Segment Open

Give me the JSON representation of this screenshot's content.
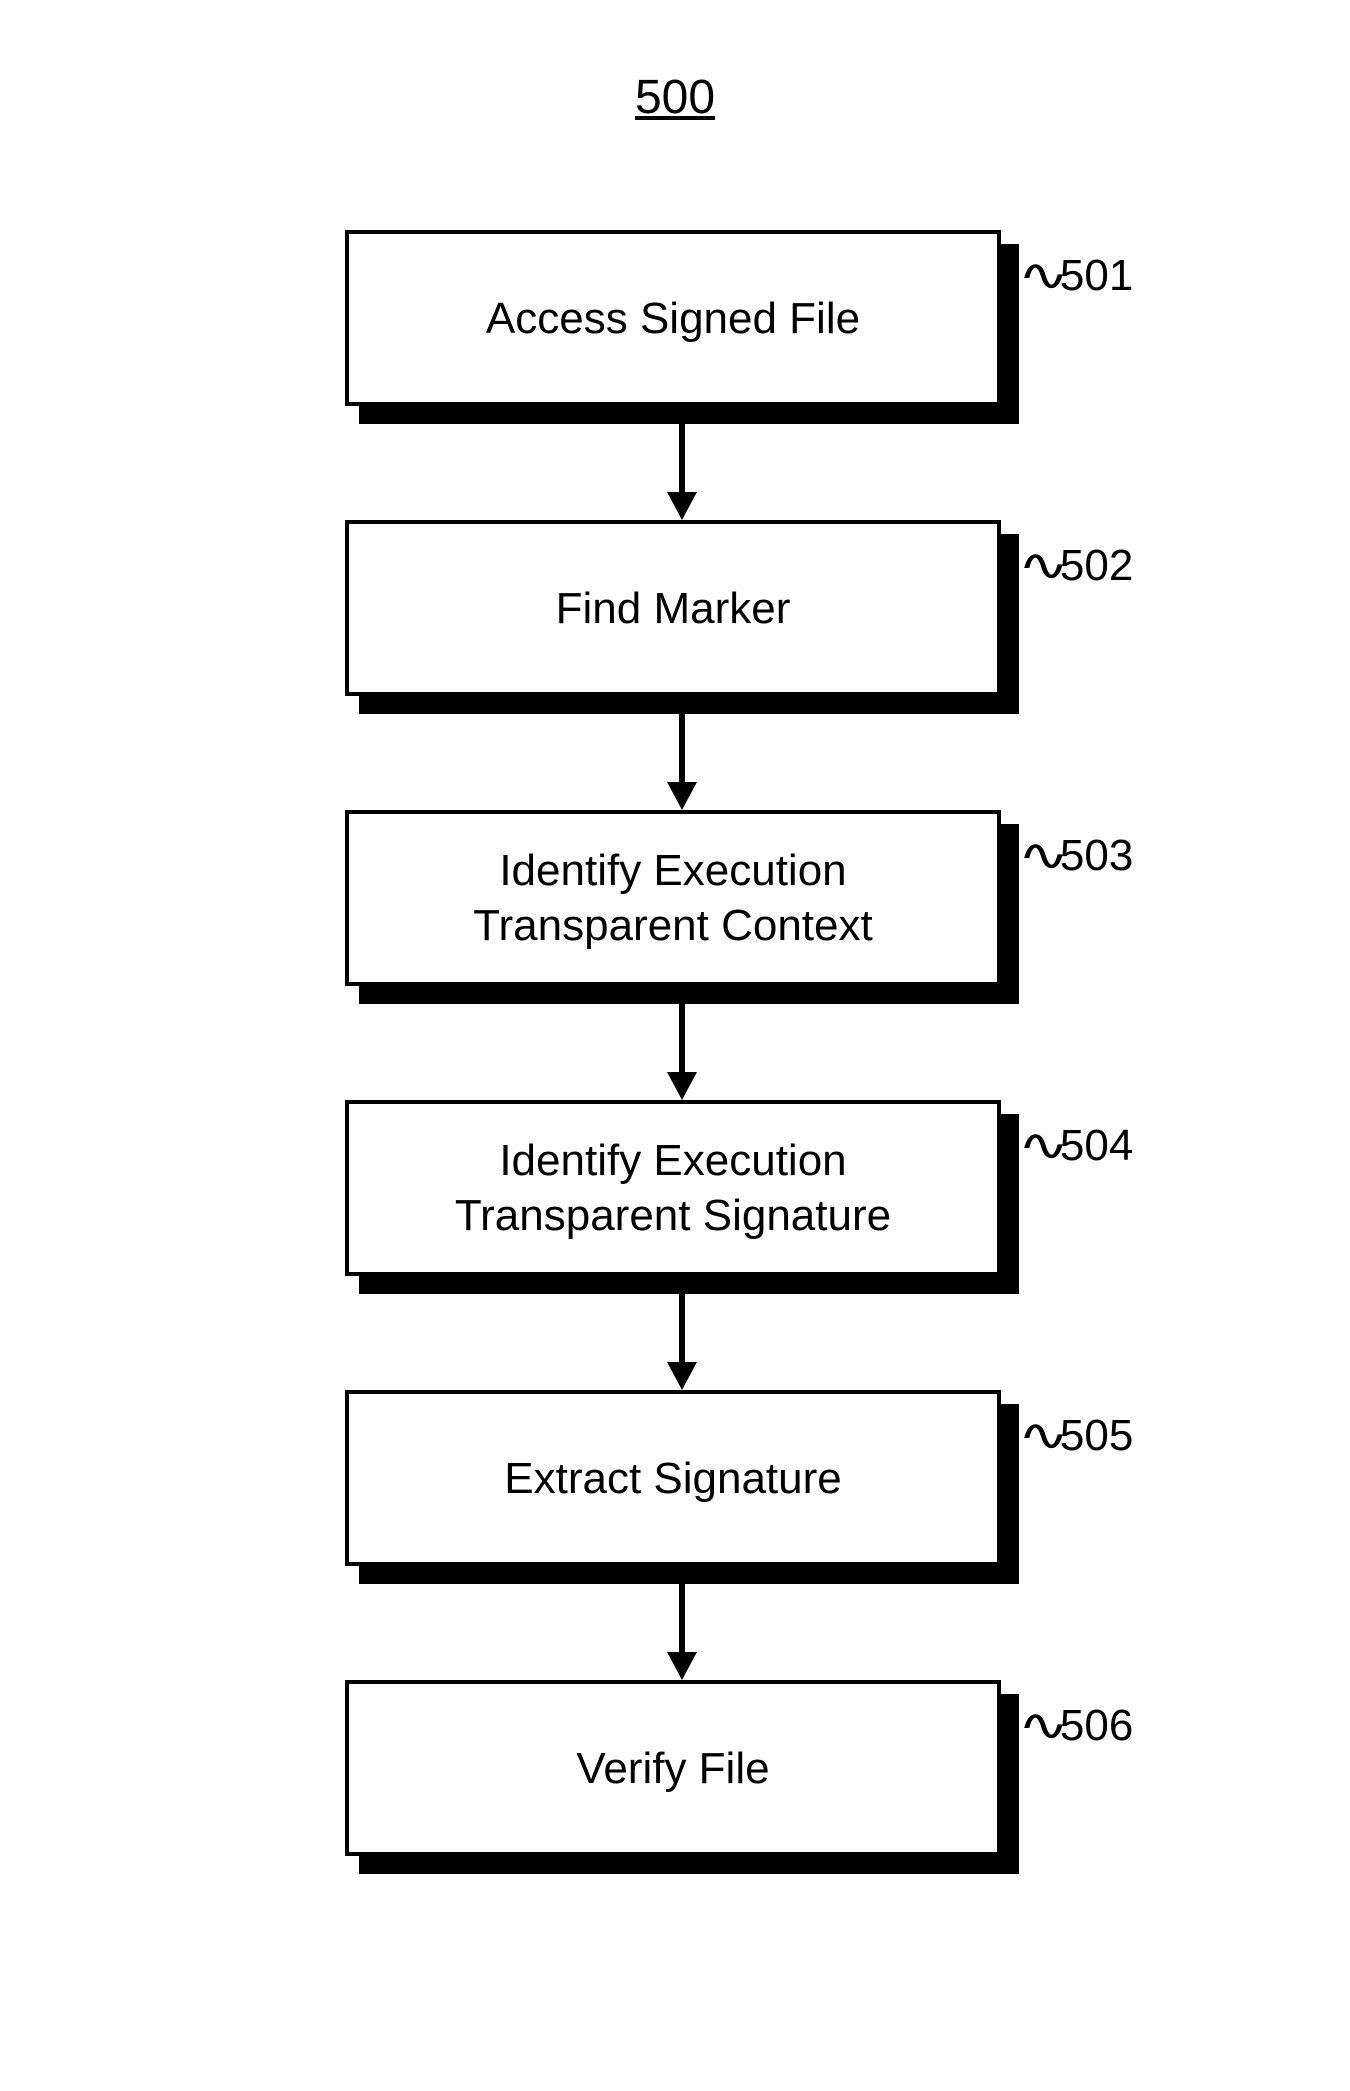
{
  "figure_number": "500",
  "steps": [
    {
      "id": "501",
      "text": "Access Signed File"
    },
    {
      "id": "502",
      "text": "Find Marker"
    },
    {
      "id": "503",
      "text": "Identify Execution\nTransparent Context"
    },
    {
      "id": "504",
      "text": "Identify Execution\nTransparent Signature"
    },
    {
      "id": "505",
      "text": "Extract Signature"
    },
    {
      "id": "506",
      "text": "Verify File"
    }
  ]
}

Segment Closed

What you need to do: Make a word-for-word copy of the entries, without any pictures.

Task answer:
Give me the JSON representation of this screenshot's content.
{
  "figure_number": "500",
  "steps": [
    {
      "id": "501",
      "text": "Access Signed File"
    },
    {
      "id": "502",
      "text": "Find Marker"
    },
    {
      "id": "503",
      "text": "Identify Execution\nTransparent Context"
    },
    {
      "id": "504",
      "text": "Identify Execution\nTransparent Signature"
    },
    {
      "id": "505",
      "text": "Extract Signature"
    },
    {
      "id": "506",
      "text": "Verify File"
    }
  ]
}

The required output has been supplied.